The move to a more market-oriented economy is associated with evidence of increased inequality in the incomes earned by men and women. The context of our study of this question is the recent large-scale reform of the inefficient state sector, which has caused layoffs of urban workers that dramatically changed the state of employment in urban China. One factor in determining success in an imperfect labour market could be related to guanxi, the Chinese variant of social capital. We develop a model of social capital in which the decision to invest in guanxi is a function of time and resources expended, which may reflect and cause gender differences. Our original measures of social capital are created with a data set administered in urban China in early 2000. We find that there are gender differences in the stock of social capital and returns within the labour market.
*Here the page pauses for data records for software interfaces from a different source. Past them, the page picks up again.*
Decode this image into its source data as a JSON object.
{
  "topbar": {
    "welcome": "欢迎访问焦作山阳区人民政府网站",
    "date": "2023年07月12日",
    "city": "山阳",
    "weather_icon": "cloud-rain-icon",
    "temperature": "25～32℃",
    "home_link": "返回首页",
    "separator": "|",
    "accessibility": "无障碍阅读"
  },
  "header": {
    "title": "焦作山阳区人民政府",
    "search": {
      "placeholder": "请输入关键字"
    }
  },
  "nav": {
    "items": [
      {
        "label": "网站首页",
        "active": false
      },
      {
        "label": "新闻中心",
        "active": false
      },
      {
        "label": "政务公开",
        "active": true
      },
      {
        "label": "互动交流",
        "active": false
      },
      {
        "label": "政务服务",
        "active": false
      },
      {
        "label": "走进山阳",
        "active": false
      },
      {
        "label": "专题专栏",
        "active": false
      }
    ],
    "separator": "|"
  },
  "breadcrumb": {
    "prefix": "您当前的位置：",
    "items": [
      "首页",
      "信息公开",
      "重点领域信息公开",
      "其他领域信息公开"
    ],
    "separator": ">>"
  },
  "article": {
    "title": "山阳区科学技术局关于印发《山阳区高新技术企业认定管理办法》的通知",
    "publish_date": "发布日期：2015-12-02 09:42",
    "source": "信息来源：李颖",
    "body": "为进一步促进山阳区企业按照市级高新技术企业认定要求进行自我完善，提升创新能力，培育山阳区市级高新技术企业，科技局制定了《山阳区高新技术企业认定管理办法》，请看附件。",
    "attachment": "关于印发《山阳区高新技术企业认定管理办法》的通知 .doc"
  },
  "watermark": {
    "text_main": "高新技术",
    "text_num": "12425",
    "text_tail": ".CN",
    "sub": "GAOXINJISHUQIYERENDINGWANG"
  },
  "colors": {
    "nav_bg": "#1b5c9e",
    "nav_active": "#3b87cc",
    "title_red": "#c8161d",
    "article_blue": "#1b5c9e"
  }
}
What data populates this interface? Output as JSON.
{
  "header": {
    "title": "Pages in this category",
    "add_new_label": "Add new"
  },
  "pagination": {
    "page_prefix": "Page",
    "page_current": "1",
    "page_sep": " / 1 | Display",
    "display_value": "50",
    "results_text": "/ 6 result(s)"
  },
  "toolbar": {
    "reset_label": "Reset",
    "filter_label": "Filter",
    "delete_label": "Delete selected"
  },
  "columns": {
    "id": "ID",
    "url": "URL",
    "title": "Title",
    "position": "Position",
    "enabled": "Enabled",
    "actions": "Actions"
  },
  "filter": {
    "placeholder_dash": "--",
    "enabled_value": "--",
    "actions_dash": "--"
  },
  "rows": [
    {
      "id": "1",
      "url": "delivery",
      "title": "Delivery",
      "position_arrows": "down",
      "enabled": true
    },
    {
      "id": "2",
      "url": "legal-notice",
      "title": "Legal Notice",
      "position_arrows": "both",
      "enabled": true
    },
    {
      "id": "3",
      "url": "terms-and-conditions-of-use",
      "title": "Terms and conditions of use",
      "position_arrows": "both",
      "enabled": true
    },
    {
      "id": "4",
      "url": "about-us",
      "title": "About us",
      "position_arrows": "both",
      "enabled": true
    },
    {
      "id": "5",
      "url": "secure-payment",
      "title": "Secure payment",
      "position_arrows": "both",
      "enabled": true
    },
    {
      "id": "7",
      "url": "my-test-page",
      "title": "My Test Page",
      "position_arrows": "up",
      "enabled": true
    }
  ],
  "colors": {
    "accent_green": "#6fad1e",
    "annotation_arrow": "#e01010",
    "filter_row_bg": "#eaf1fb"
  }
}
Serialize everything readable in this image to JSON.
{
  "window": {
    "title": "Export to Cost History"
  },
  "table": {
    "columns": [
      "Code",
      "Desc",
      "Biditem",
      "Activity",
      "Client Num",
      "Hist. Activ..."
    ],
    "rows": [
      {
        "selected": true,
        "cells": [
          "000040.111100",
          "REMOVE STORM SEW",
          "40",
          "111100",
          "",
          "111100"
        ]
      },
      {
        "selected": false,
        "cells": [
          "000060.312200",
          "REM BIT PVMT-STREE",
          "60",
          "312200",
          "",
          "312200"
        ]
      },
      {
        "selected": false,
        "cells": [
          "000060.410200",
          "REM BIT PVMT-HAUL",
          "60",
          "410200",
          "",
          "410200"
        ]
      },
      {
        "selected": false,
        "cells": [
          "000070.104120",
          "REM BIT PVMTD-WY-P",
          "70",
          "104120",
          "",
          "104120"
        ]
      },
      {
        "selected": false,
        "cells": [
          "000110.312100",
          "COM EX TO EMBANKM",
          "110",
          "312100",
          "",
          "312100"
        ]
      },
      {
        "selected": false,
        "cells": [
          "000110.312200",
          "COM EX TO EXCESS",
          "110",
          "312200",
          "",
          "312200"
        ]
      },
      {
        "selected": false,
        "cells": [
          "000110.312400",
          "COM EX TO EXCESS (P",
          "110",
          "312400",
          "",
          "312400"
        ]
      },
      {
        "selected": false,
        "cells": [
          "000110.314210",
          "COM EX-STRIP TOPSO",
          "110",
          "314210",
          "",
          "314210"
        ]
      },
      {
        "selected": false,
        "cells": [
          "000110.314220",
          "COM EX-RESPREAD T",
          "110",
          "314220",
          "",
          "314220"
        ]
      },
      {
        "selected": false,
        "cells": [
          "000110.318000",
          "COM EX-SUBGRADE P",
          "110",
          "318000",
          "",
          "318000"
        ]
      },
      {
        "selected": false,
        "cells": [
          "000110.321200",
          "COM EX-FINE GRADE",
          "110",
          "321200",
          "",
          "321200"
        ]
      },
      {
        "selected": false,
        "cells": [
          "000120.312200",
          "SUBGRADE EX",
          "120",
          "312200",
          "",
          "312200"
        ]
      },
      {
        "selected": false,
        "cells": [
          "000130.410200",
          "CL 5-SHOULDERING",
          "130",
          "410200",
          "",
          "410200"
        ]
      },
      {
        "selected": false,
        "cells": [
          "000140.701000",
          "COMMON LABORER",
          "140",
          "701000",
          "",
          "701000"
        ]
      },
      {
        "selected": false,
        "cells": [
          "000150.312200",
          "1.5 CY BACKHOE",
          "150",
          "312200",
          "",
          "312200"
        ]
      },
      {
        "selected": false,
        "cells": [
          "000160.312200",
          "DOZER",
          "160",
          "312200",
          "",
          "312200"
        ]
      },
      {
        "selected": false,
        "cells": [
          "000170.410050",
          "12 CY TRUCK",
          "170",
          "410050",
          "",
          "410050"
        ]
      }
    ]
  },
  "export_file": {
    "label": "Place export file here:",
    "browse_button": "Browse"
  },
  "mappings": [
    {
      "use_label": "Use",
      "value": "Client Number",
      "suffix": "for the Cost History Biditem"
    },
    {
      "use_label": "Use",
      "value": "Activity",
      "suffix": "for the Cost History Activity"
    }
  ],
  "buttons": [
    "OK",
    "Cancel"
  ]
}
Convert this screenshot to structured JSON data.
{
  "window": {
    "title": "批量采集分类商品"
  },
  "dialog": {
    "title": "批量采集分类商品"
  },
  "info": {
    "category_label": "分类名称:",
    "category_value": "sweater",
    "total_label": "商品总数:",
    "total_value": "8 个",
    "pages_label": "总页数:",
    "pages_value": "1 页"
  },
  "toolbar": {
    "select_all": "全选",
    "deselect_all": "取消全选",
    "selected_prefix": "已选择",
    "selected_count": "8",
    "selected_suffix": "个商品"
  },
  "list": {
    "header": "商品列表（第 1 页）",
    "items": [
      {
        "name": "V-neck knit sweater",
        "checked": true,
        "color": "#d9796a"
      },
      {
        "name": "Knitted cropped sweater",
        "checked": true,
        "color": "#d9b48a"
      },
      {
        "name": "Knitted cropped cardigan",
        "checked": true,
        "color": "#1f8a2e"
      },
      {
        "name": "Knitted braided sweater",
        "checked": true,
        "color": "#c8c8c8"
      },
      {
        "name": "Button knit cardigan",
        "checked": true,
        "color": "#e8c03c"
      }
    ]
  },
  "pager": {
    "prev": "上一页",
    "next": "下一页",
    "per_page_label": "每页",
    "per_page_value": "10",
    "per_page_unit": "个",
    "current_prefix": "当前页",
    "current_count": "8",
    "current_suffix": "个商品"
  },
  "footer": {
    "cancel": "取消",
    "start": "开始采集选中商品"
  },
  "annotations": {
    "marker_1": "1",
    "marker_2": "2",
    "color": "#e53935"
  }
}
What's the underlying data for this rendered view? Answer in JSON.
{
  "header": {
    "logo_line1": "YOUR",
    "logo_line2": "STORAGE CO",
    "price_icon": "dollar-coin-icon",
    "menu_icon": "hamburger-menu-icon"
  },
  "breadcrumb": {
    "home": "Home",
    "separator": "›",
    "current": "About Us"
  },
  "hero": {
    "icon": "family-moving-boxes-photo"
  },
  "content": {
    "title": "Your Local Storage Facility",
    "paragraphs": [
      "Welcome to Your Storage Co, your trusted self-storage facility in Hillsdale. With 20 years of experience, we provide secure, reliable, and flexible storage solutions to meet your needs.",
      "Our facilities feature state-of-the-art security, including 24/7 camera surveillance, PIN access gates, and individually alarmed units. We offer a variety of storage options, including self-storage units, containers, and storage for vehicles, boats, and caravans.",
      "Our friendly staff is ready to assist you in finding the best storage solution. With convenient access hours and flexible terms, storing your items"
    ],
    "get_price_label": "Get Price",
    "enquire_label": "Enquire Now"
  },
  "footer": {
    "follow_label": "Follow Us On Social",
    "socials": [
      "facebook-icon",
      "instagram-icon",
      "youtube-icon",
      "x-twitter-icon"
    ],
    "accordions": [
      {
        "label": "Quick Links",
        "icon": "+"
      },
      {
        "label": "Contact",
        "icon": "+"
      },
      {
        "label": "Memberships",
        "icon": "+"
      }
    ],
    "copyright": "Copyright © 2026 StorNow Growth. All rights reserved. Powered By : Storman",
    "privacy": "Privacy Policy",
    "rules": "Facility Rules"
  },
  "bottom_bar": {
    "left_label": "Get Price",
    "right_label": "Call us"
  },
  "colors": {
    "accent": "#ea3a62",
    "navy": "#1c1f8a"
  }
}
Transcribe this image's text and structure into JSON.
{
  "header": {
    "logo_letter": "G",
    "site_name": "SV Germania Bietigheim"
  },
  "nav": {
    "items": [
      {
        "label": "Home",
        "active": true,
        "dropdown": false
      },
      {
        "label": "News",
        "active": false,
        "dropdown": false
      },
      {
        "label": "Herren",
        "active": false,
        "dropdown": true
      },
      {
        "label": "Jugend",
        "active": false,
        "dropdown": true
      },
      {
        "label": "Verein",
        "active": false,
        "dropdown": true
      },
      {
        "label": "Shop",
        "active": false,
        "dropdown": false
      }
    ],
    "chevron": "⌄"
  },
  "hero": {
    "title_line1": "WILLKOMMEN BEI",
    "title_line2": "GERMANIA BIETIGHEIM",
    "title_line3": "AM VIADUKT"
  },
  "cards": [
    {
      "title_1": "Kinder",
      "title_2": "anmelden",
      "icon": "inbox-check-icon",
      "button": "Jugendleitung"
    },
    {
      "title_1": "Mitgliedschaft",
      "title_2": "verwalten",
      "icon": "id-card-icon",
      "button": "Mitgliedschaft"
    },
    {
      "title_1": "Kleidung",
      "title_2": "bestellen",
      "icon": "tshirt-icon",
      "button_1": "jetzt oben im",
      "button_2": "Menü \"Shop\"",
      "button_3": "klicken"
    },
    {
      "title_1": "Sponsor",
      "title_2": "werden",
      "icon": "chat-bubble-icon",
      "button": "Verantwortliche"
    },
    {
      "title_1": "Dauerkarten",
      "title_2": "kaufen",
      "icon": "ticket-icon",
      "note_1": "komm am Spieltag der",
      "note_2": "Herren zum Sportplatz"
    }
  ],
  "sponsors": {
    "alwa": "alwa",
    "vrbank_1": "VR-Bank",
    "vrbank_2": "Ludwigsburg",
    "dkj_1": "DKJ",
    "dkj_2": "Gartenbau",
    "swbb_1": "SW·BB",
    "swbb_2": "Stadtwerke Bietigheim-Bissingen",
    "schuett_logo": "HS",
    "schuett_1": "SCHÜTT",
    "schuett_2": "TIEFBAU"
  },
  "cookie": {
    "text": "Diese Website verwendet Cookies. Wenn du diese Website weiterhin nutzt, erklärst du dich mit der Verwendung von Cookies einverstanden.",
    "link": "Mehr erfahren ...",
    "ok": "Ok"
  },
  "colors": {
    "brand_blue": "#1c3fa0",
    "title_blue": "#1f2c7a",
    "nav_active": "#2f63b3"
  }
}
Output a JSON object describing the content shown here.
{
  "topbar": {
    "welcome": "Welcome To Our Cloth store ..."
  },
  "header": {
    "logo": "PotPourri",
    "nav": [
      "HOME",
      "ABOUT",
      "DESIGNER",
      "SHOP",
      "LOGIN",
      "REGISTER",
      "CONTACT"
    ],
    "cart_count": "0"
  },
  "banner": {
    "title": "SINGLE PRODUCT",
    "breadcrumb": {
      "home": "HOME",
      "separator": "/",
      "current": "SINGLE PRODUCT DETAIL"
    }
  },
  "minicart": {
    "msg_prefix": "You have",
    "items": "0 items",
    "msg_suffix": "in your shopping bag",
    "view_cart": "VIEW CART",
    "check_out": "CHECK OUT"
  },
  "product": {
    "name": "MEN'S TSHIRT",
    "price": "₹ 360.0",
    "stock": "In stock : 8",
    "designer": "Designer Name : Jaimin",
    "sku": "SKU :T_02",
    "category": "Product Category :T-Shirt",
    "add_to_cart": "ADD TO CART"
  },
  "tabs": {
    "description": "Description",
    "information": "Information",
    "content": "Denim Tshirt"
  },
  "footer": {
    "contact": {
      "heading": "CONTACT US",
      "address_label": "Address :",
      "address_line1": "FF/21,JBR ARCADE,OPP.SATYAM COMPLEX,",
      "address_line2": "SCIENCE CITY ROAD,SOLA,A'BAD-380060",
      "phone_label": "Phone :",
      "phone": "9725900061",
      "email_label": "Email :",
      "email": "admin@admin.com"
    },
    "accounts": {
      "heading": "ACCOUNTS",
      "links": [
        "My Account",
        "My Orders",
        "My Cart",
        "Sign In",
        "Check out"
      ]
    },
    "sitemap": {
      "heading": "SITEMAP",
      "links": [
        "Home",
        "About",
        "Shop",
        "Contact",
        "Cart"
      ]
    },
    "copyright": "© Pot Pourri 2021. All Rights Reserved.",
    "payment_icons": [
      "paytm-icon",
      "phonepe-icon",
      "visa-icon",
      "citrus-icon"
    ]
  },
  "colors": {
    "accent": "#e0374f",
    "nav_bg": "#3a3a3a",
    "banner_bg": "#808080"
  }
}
Women have less social capital than men and also lower economic returns in terms of earned income.

JEL Codes: D0, J16, J22, J71, O53

Keywords: general microeconomics, gender, discrimination, social capital, China

Reference: 83

Individual View

Authors: Paul A. Davi, dDominique Foray, CNRS and Institut pour le Management de la Recherche et de l`Innovation, Paris-Dauphine University

Dec 2001

This introductory article reviews the main themes relating to the development of new knowledge-based economies. After placing their emergence in historical perspective and proposing a theoretical framework which distinguishes knowledge from information, the authors characterize the specific nature of such economies. They go on to deal with some of the major issues concerning the new skills and abilities required for integration into the knowledge-based economy; the new geography that is taking shape (where physical distance ceases to be such an influential constraint); the conditions governing access to both information and knowledge, not least for developing countries; the uneven development of scientific, technological (including organizational) knowledge across different sectors of activity; problems concerning intellectual property rights and the privatization of knowledge; and the issues of trust, memory and the fragmentation of knowledge.

JEL Codes: D80, O31, O34

Keywords: knowledge, information, codification, intellectual property

Reference: 84

Individual View

Authors: Vijay Joshi, Mary Sissons Joshi, Psychology Department, Oxford Brookes University Roger Lamb, Psychology Department, Oxford Brookes University

Dec 2001

It is commonly asserted that such problems as inner-city traffic congestion and pollution can be understood as examples of the Prisoner`s Dilemma Game (PD), but there is a dearth of empirical research that tests this assertion. 587 car owners in Oxford City were presented with three pairs of alternatives designed as traffic versions of the four outcomes of the PD, and asked to state which alternative in each pair they preferred. Only 2% of respondents showed the full set of preferences which fit the PD. Four sets of preferences accounted for 93% of responses suggesting that no single canonical game structure can represent the traffic problem. The most common set of preferences, shown by 48% of respondents fitted as `Assurance Game`. The results imply that the current traffic problem may be due to lack of assurance and trust rather than raw self-interest. The public policy implications of the data are discussed.

Reference: 85

Individual View


Loading Papers...